[TRY IT]
Return the records below exactly as they are written.

[RECORDS FOR THIS EXERCISE]
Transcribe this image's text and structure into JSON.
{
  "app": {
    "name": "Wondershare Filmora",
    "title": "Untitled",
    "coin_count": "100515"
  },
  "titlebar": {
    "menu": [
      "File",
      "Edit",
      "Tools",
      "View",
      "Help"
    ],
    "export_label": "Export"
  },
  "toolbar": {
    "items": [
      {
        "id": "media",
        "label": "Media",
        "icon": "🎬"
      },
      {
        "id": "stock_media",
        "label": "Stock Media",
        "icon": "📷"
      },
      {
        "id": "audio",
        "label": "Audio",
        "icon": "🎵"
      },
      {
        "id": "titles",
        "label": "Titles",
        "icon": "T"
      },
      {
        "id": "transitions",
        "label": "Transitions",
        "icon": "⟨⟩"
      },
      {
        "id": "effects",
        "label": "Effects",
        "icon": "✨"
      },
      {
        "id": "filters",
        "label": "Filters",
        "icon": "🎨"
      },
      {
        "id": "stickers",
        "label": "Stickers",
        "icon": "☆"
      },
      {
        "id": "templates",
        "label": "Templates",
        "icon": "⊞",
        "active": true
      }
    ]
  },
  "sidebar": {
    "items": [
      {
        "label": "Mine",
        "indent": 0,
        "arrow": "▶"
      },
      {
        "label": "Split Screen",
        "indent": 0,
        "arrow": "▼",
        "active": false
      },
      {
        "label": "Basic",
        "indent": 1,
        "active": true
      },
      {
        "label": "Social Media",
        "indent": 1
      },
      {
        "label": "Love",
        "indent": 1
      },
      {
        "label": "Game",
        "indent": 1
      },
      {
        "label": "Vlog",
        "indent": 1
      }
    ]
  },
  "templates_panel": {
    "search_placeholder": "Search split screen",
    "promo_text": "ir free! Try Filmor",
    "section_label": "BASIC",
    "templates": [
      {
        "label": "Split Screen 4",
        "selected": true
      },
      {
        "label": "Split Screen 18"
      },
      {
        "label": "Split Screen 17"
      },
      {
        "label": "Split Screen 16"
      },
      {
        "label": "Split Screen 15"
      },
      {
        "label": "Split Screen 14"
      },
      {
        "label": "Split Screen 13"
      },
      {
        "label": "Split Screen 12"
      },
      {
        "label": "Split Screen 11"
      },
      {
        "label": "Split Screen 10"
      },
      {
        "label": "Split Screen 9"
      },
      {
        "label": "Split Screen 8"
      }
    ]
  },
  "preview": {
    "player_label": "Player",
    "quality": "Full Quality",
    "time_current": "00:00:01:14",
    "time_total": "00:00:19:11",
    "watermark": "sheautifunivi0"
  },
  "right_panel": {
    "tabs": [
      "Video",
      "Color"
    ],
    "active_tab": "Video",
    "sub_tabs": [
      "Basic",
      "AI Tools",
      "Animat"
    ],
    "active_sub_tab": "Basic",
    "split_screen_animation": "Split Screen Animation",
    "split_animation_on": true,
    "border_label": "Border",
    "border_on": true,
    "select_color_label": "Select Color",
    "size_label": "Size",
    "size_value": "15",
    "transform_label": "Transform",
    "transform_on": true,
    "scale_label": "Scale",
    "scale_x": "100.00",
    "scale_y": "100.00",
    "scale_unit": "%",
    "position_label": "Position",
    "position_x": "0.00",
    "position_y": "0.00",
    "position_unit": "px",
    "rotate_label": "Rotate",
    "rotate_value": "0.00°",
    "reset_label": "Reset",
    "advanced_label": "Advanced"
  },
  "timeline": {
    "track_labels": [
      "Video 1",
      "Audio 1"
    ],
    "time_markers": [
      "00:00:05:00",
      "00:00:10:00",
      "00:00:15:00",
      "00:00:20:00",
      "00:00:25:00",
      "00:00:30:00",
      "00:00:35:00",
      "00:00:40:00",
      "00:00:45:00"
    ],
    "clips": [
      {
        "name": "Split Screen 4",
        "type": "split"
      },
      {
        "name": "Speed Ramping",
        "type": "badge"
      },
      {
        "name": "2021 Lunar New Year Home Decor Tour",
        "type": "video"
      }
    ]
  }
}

[YOUR RESPONSE]
Transcribe this image's text and structure into JSON.
{
  "app": {
    "name": "Wondershare Filmora",
    "title": "Untitled",
    "coin_count": "100515"
  },
  "titlebar": {
    "menu": [
      "File",
      "Edit",
      "Tools",
      "View",
      "Help"
    ],
    "export_label": "Export"
  },
  "toolbar": {
    "items": [
      {
        "id": "media",
        "label": "Media",
        "icon": "🎬"
      },
      {
        "id": "stock_media",
        "label": "Stock Media",
        "icon": "📷"
      },
      {
        "id": "audio",
        "label": "Audio",
        "icon": "🎵"
      },
      {
        "id": "titles",
        "label": "Titles",
        "icon": "T"
      },
      {
        "id": "transitions",
        "label": "Transitions",
        "icon": "⟨⟩"
      },
      {
        "id": "effects",
        "label": "Effects",
        "icon": "✨"
      },
      {
        "id": "filters",
        "label": "Filters",
        "icon": "🎨"
      },
      {
        "id": "stickers",
        "label": "Stickers",
        "icon": "☆"
      },
      {
        "id": "templates",
        "label": "Templates",
        "icon": "⊞",
        "active": true
      }
    ]
  },
  "sidebar": {
    "items": [
      {
        "label": "Mine",
        "indent": 0,
        "arrow": "▶"
      },
      {
        "label": "Split Screen",
        "indent": 0,
        "arrow": "▼",
        "active": false
      },
      {
        "label": "Basic",
        "indent": 1,
        "active": true
      },
      {
        "label": "Social Media",
        "indent": 1
      },
      {
        "label": "Love",
        "indent": 1
      },
      {
        "label": "Game",
        "indent": 1
      },
      {
        "label": "Vlog",
        "indent": 1
      }
    ]
  },
  "templates_panel": {
    "search_placeholder": "Search split screen",
    "promo_text": "ir free! Try Filmor",
    "section_label": "BASIC",
    "templates": [
      {
        "label": "Split Screen 4",
        "selected": true
      },
      {
        "label": "Split Screen 18"
      },
      {
        "label": "Split Screen 17"
      },
      {
        "label": "Split Screen 16"
      },
      {
        "label": "Split Screen 15"
      },
      {
        "label": "Split Screen 14"
      },
      {
        "label": "Split Screen 13"
      },
      {
        "label": "Split Screen 12"
      },
      {
        "label": "Split Screen 11"
      },
      {
        "label": "Split Screen 10"
      },
      {
        "label": "Split Screen 9"
      },
      {
        "label": "Split Screen 8"
      }
    ]
  },
  "preview": {
    "player_label": "Player",
    "quality": "Full Quality",
    "time_current": "00:00:01:14",
    "time_total": "00:00:19:11",
    "watermark": "sheautifunivi0"
  },
  "right_panel": {
    "tabs": [
      "Video",
      "Color"
    ],
    "active_tab": "Video",
    "sub_tabs": [
      "Basic",
      "AI Tools",
      "Animat"
    ],
    "active_sub_tab": "Basic",
    "split_screen_animation": "Split Screen Animation",
    "split_animation_on": true,
    "border_label": "Border",
    "border_on": true,
    "select_color_label": "Select Color",
    "size_label": "Size",
    "size_value": "15",
    "transform_label": "Transform",
    "transform_on": true,
    "scale_label": "Scale",
    "scale_x": "100.00",
    "scale_y": "100.00",
    "scale_unit": "%",
    "position_label": "Position",
    "position_x": "0.00",
    "position_y": "0.00",
    "position_unit": "px",
    "rotate_label": "Rotate",
    "rotate_value": "0.00°",
    "reset_label": "Reset",
    "advanced_label": "Advanced"
  },
  "timeline": {
    "track_labels": [
      "Video 1",
      "Audio 1"
    ],
    "time_markers": [
      "00:00:05:00",
      "00:00:10:00",
      "00:00:15:00",
      "00:00:20:00",
      "00:00:25:00",
      "00:00:30:00",
      "00:00:35:00",
      "00:00:40:00",
      "00:00:45:00"
    ],
    "clips": [
      {
        "name": "Split Screen 4",
        "type": "split"
      },
      {
        "name": "Speed Ramping",
        "type": "badge"
      },
      {
        "name": "2021 Lunar New Year Home Decor Tour",
        "type": "video"
      }
    ]
  }
}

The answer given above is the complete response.